Psalm 51: 7-13
7 Purge me with hyssop, and I shall be clean;
wash me, and I shall be whiter than snow.
8 Let me hear joy and gladness;
let the bones that you have broken rejoice.
9 Hide your face from my sins,
and blot out all my iniquities.
10 Create in me a clean heart, O God,
and renew a right[b] spirit within me.
11 Cast me not away from your presence,
and take not your Holy Spirit from me.
12 Restore to me the joy of your salvation,
and uphold me with a willing spirit.
13Then I will teach transgressors your ways,
and sinners will return to you.
The pain of a heart truly broken for sin may well be compared to that of a broken bone’ and it is the same Spirit who as a Spirit of bondage smites and wounds and as a Spirit of adoption heals and binds up.
He does not pray, “Lord, preserve me my reputation,” as Saul, I have sinned yet honour me before this people. No; his great concern is to get his corrupt nature changed.
He prays, Lord renew a right spirit within me; repair the decays of spiritual strength which this sin has been the cause of, and set me to rights again.
David finds two ill effects of his sin:
1. It had made him sad.
By willful sin we forfeit this joy and deprive ourselves of it; our evidences cannot but be clouded and our hopes shaken.
Those that sow in penitential tears shall reap in the joys of God’s salvation when the times of refreshing shall come.
2. It had made him weak.
If I be left to myself, I shall certainly sink.
By this psalm, he is, and will be to the world’s end, teaching transgressors, telling them what God had done for his soul. Note, Penitents should be preachers.

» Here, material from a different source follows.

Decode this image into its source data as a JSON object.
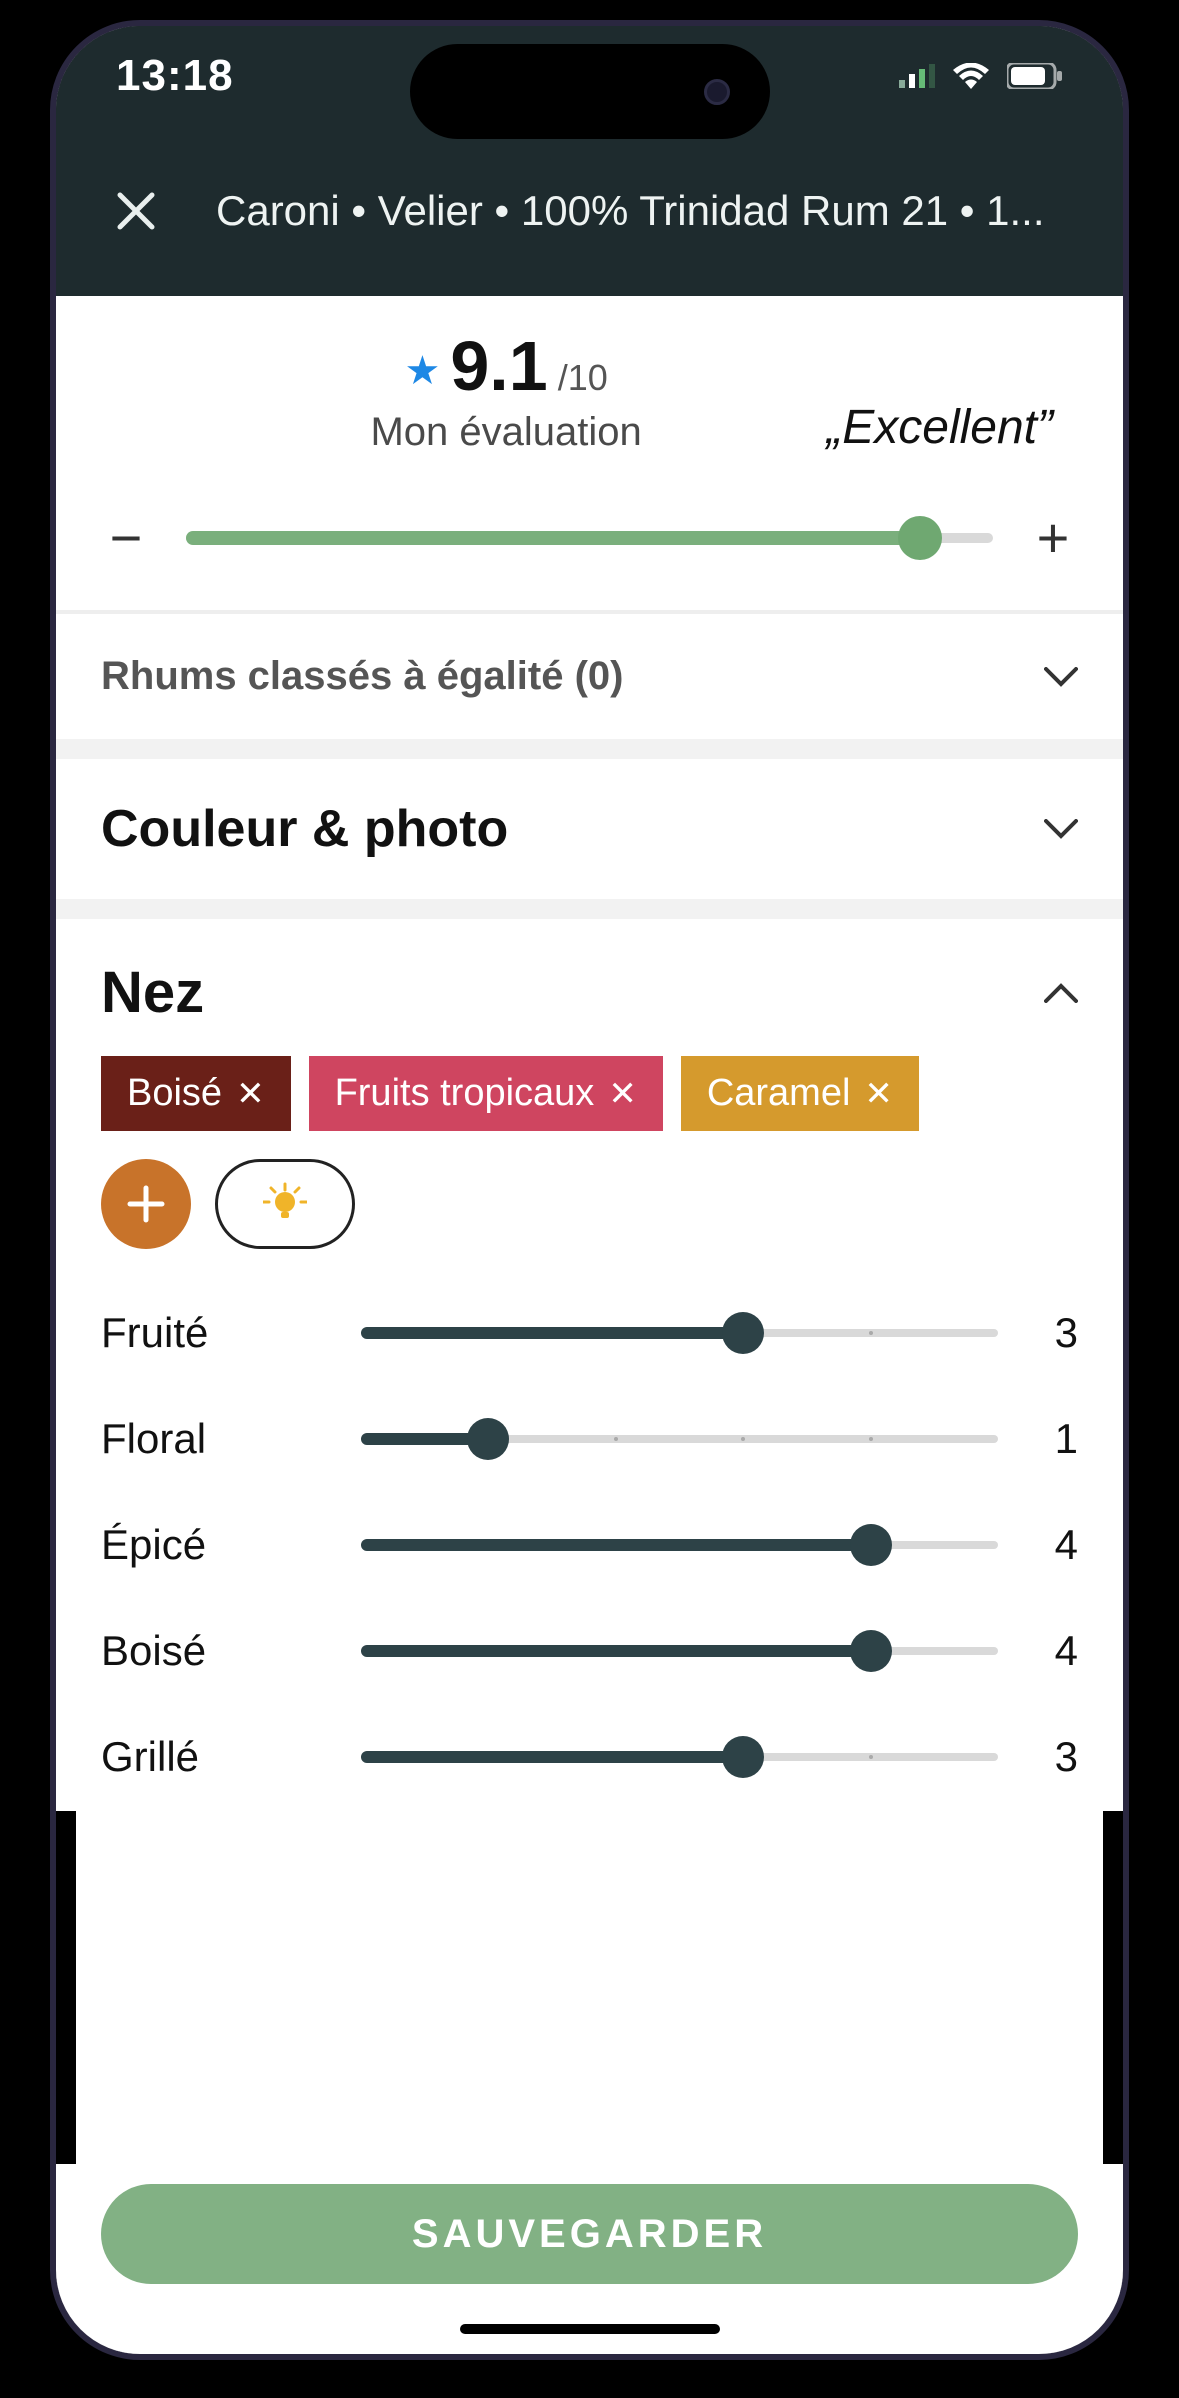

Solomon was so, and blessed Paul.
Matthew Henry, Commentary of the Bible, Psalm LI, vs. 7-13, highlights (these were taken from my reading and underlining of key concepts on November 14, 1987)